The Uganda Martyrs day was first celebrated on 3rd June in 1975. It has since become one of the major public holidays in Uganda. The annual celebrations take place at the Basilica of the Uganda Martyrs shrine located at Namugongo hill in Kampala capital city.
Every year, millions of people travel to Namugongo for pilgrimage with a crowd of 4,000,000 pilgrims reported in 2019. In addition to Ugandans other pilgrims come from neighbouring countries like Rwanda, Burundi, Tanzania, Kenya, South Sudan, and DR Congo. Others travel overseas from other continents like Europe, Asia, North and South America. These Christian devotees come to pay tribute to the martyrs who sacrificed their lives for faith in Christ as well as renewing their own faith in God.
Movement of pilgrims to Namugongo
Depending on location, they start their pilgrimage as early as possible to reach the Namugongo on time. For instance, over 200 Catholics left St. Mary’s Rushoroza Cathedral on May 22, 2023 in Kabale Municipality, south-west Uganda. With vigour and passion, they will travel over 408 km across 5 districts on foot to Kampala in the central region.
More pilgrims are expected to turn from various parts of the country and from abroad. As such, thorough preparations are set up to ensure a seamless holiday including maximum hygiene, safety, and security. Emphasis is highly put on the form of entertainment, which must keep up with the mood for believers. “Lord is our faith” is the theme for Uganda martyrs’ day 2023. The word of God is taken from the Gospel of Luke 17:5. The songs of praise will be sung in English and several local languages including Swahili, Iteso, Lugbara (West Nile). This is meant to cater for the diversity of people in all the regions of Uganda.
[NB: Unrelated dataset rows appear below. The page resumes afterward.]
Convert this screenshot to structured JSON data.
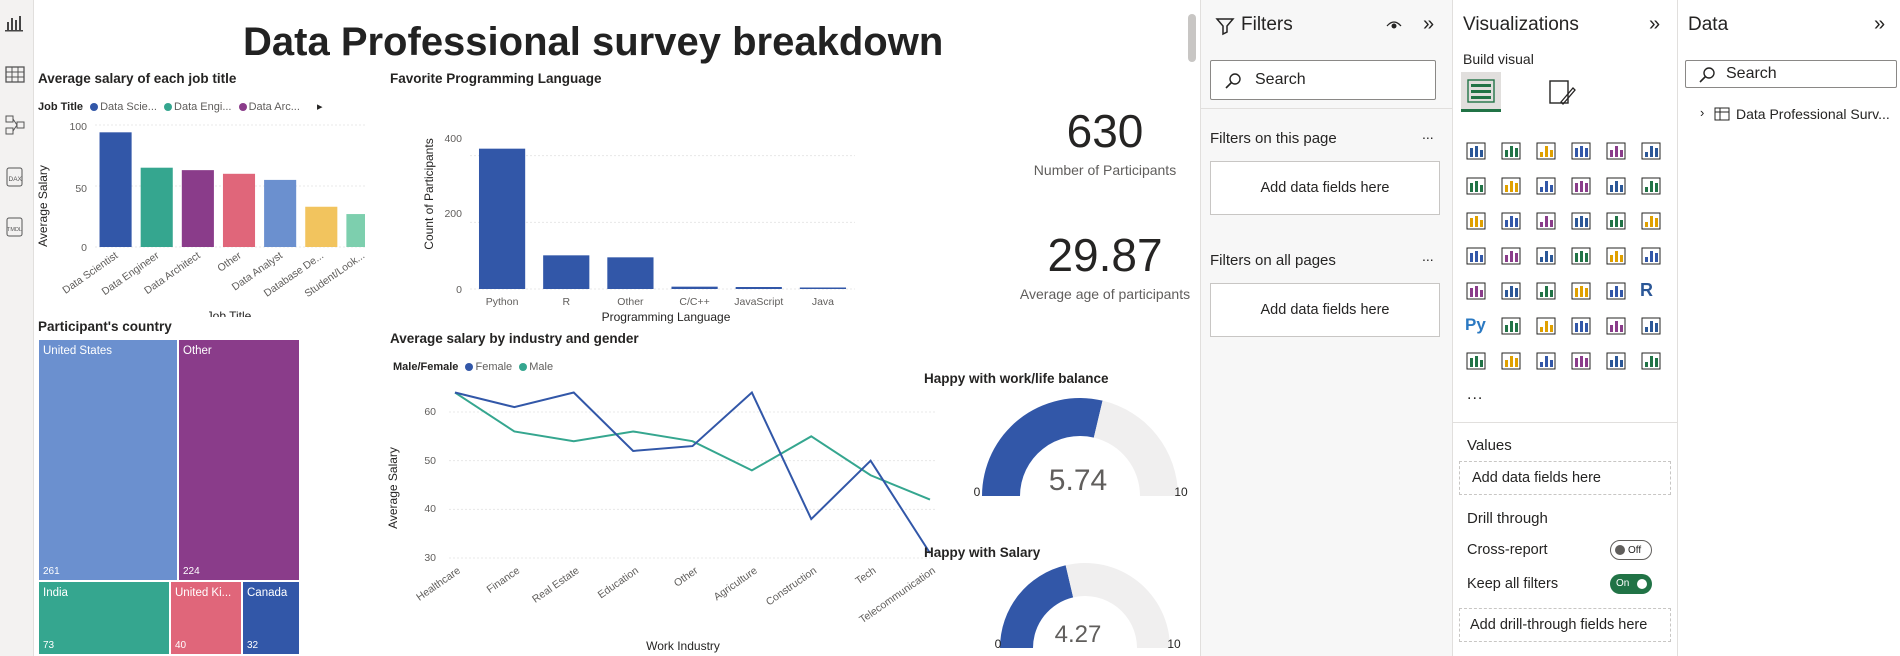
{
  "report": {
    "title": "Data Professional survey breakdown"
  },
  "left_rail": {
    "icons": [
      "report-view-icon",
      "table-view-icon",
      "model-view-icon",
      "dax-query-icon",
      "tmdl-view-icon"
    ],
    "dax_label": "DAX",
    "tmdl_label": "TMDL"
  },
  "salary_by_job": {
    "title": "Average salary of each job title",
    "legend_title": "Job Title",
    "legend": [
      {
        "label": "Data Scie...",
        "color": "#3257a8"
      },
      {
        "label": "Data Engi...",
        "color": "#35a68f"
      },
      {
        "label": "Data Arc...",
        "color": "#8a3c8a"
      }
    ],
    "ylabel": "Average Salary",
    "xlabel": "Job Title",
    "yticks": [
      "100",
      "50",
      "0"
    ],
    "chart_data": {
      "type": "bar",
      "categories": [
        "Data Scientist",
        "Data Engineer",
        "Data Architect",
        "Other",
        "Data Analyst",
        "Database De...",
        "Student/Look..."
      ],
      "values": [
        94,
        65,
        63,
        60,
        55,
        33,
        27
      ],
      "colors": [
        "#3257a8",
        "#35a68f",
        "#8a3c8a",
        "#e0667a",
        "#6b90cf",
        "#f2c45e",
        "#7dcfae"
      ],
      "ylim": [
        0,
        100
      ]
    }
  },
  "fav_language": {
    "title": "Favorite Programming Language",
    "ylabel": "Count of Participants",
    "xlabel": "Programming Language",
    "yticks": [
      "400",
      "200",
      "0"
    ],
    "chart_data": {
      "type": "bar",
      "categories": [
        "Python",
        "R",
        "Other",
        "C/C++",
        "JavaScript",
        "Java"
      ],
      "values": [
        421,
        101,
        95,
        7,
        6,
        3
      ],
      "ylim": [
        0,
        450
      ]
    }
  },
  "cards": [
    {
      "value": "630",
      "label": "Number of Participants"
    },
    {
      "value": "29.87",
      "label": "Average age of participants"
    }
  ],
  "country": {
    "title": "Participant's country",
    "chart_data": {
      "type": "treemap",
      "items": [
        {
          "name": "United States",
          "value": 261,
          "color": "#6b90cf"
        },
        {
          "name": "Other",
          "value": 224,
          "color": "#8a3c8a"
        },
        {
          "name": "India",
          "value": 73,
          "color": "#35a68f"
        },
        {
          "name": "United Ki...",
          "value": 40,
          "color": "#e0667a"
        },
        {
          "name": "Canada",
          "value": 32,
          "color": "#3257a8"
        }
      ]
    }
  },
  "salary_industry": {
    "title": "Average salary by industry and gender",
    "legend_title": "Male/Female",
    "legend": [
      {
        "label": "Female",
        "color": "#3257a8"
      },
      {
        "label": "Male",
        "color": "#35a68f"
      }
    ],
    "ylabel": "Average Salary",
    "xlabel": "Work Industry",
    "yticks": [
      "60",
      "50",
      "40",
      "30"
    ],
    "chart_data": {
      "type": "line",
      "categories": [
        "Healthcare",
        "Finance",
        "Real Estate",
        "Education",
        "Other",
        "Agriculture",
        "Construction",
        "Tech",
        "Telecommunication"
      ],
      "series": [
        {
          "name": "Female",
          "color": "#3257a8",
          "values": [
            64,
            61,
            64,
            52,
            53,
            64,
            38,
            50,
            31
          ]
        },
        {
          "name": "Male",
          "color": "#35a68f",
          "values": [
            64,
            56,
            54,
            56,
            54,
            48,
            55,
            47,
            42
          ]
        }
      ],
      "ylim": [
        30,
        66
      ]
    }
  },
  "gauges": [
    {
      "title": "Happy with work/life balance",
      "value": "5.74",
      "min": "0",
      "max": "10",
      "fraction": 0.574
    },
    {
      "title": "Happy with Salary",
      "value": "4.27",
      "min": "0",
      "max": "10",
      "fraction": 0.427
    }
  ],
  "filters_pane": {
    "title": "Filters",
    "search_placeholder": "Search",
    "on_page_label": "Filters on this page",
    "on_page_drop": "Add data fields here",
    "all_pages_label": "Filters on all pages",
    "all_pages_drop": "Add data fields here",
    "more": "..."
  },
  "viz_pane": {
    "title": "Visualizations",
    "build_visual": "Build visual",
    "more": "...",
    "values_label": "Values",
    "values_drop": "Add data fields here",
    "drill_label": "Drill through",
    "cross_report": "Cross-report",
    "cross_toggle": "Off",
    "keep_filters": "Keep all filters",
    "keep_toggle": "On",
    "drill_drop": "Add drill-through fields here",
    "r_label": "R",
    "py_label": "Py"
  },
  "data_pane": {
    "title": "Data",
    "search_placeholder": "Search",
    "table_name": "Data Professional Surv..."
  }
}
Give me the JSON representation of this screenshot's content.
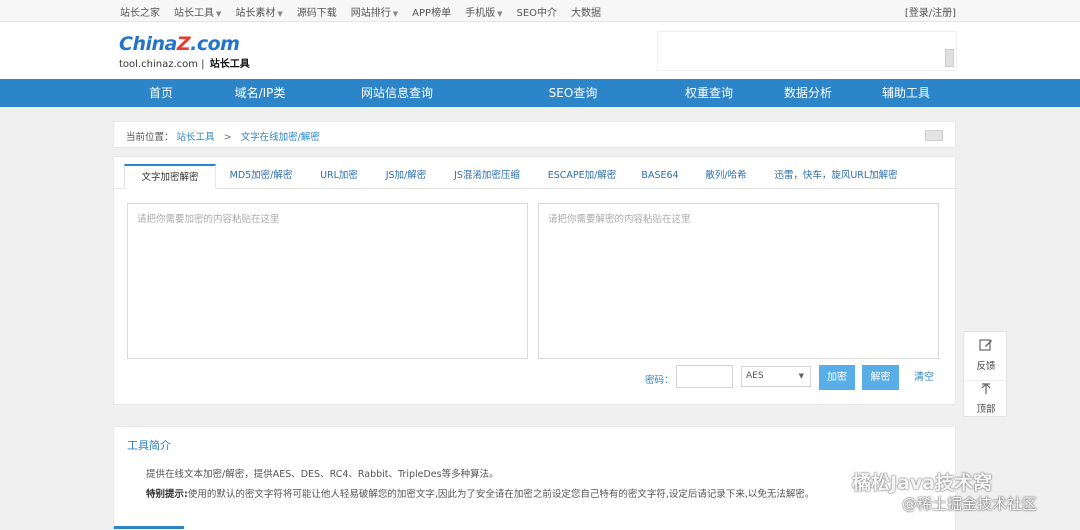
{
  "topbar": {
    "items": [
      {
        "label": "站长之家",
        "caret": false
      },
      {
        "label": "站长工具",
        "caret": true
      },
      {
        "label": "站长素材",
        "caret": true
      },
      {
        "label": "源码下载",
        "caret": false
      },
      {
        "label": "网站排行",
        "caret": true
      },
      {
        "label": "APP榜单",
        "caret": false
      },
      {
        "label": "手机版",
        "caret": true
      },
      {
        "label": "SEO中介",
        "caret": false
      },
      {
        "label": "大数据",
        "caret": false
      }
    ],
    "login": "[登录/注册]"
  },
  "logo": {
    "brand_a": "China",
    "brand_z": "Z",
    "brand_b": ".com",
    "domain": "tool.chinaz.com",
    "sep": "|",
    "suffix": "站长工具"
  },
  "mainnav": {
    "items": [
      "首页",
      "域名/IP类",
      "网站信息查询",
      "SEO查询",
      "权重查询",
      "数据分析",
      "辅助工具"
    ]
  },
  "breadcrumb": {
    "prefix": "当前位置：",
    "root": "站长工具",
    "sep": ">",
    "current": "文字在线加密/解密"
  },
  "tabs": {
    "items": [
      "文字加密解密",
      "MD5加密/解密",
      "URL加密",
      "JS加/解密",
      "JS混淆加密压缩",
      "ESCAPE加/解密",
      "BASE64",
      "散列/哈希",
      "迅雷，快车，旋风URL加解密"
    ],
    "active": 0
  },
  "editor": {
    "encrypt_placeholder": "请把你需要加密的内容粘贴在这里",
    "decrypt_placeholder": "请把你需要解密的内容粘贴在这里",
    "password_label": "密码：",
    "password_value": "",
    "algorithm": "AES",
    "encrypt_button": "加密",
    "decrypt_button": "解密",
    "clear_button": "清空"
  },
  "side": {
    "feedback": "反馈",
    "top": "顶部",
    "feedback_icon": "edit-icon",
    "top_icon": "arrow-up-icon"
  },
  "intro": {
    "title": "工具简介",
    "line1": "提供在线文本加密/解密，提供AES、DES、RC4、Rabbit、TripleDes等多种算法。",
    "line2_bold": "特别提示:",
    "line2": "使用的默认的密文字符将可能让他人轻易破解您的加密文字,因此为了安全请在加密之前设定您自己特有的密文字符,设定后请记录下来,以免无法解密。"
  },
  "watermark": {
    "line1": "橘松Java技术窝",
    "line2": "@稀土掘金技术社区"
  },
  "colors": {
    "nav_blue": "#2c84c9",
    "button_blue": "#5aaee7",
    "logo_blue": "#2375c9",
    "logo_red": "#e63c30"
  }
}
The history of Uganda martyrs goes far beyond the time they were killed between 1885 – 1887 on the orders of Kabaka Mwanga II who was the king of Buganda kingdom. France sent two catholic missionaries to Uganda in 1879. Father Simeon Lourdel Mapera and Br. Amans Delmas arrived at Entebbe and began to spread the religion.
Under the instruction of the White Brothers Society, “By winning over the chief, you will do more for the progress of the mission than if you won over one-by-one hundreds of poor blacks” As written in the book “The Catholic Church in the Buddu Province of Buganda, 1879-1925 by Fr. John Mary Waligo.” The British Anglican Church and the Islam were already present in parts of Equatorial Africa.
However, the French won Kabaka’s heart who then accepted and there are 24 Uganda Martyrs of which 13 were burnt alive at Namugongo and 9 in other parts of the country. The martyrs trail offers opportunities to explore the sites including St. Balikudembe burial ground in Owino Market downtown Kampala capital city, Munyonyo Martyrs shrine in Entebbe, Rubaga Cathedral, and Paimol shrine in Gulu city northern region.
The French missionaries learn and translate Luganda into manual scripts (catechetics) borrowing words from Latin, Arabic, and Swahili. Eventually, they taught and created martyrs how to read and write the catechist manuals. Then it became easier to convert as many people as people. They also initiated baptism with the instruction for converts to deny his traditional beliefs or die in faith, which upset the Kabaka.
Besides, Mwanga remained undecided amidst the competing religions (Catholicism, Anglican, and Islam), of which all were against his own. Local chiefs who had converted into saints were also not willing to give up their new religious beliefs, which sparked conflict within the kingdom of Buganda. Besides, the White Fathers had also initiated other missions like growing vegetables and cash crops, medical and orphanage schools.
Kabaka Mwanga then ordered his people to kill those who opposed him starting with Joseph Mukasa Balikudembe, who was beheaded on November, 15, 1885. The martyrs were killed because of the catechism philosophy that taught them not to denounce their faith even if it meant dying. In other words, they died for their faith in Christ and His body, which is the church. Fathers of the Catholic Church instigated a tribunal to have them declared martyrs of purity. The names of 22 martyrs were recorded for beautification by Pope Benedict XV on 6 June 1920. They were canonized on 3rd June in 1964 at St. Peter’s Basilica in Rome by Pope Paul VI, who visited Namugongo in 1969.
The Uganda Martyrs Shrine at Namugongo
The Basilica of the Martyrs was built in 1968 with a capacity of 1,000 people. Standing on 26 hectares of land, Uganda martyrs shrine at Namugongo has spacious gardens, a lake with enclosing pavilions, and an amphitheatre for people to see what happens inside at the altars. Romu hotel, which is next to the shrine offers accommodation and space at for retreats, crusades, and weddings. Namugongo is 12 km from the city centre, making it easy to include in your Kampala city tour available for booking through tour operator. You will explore the history and look at the visual pictures and sculptures in the martyr’s museum.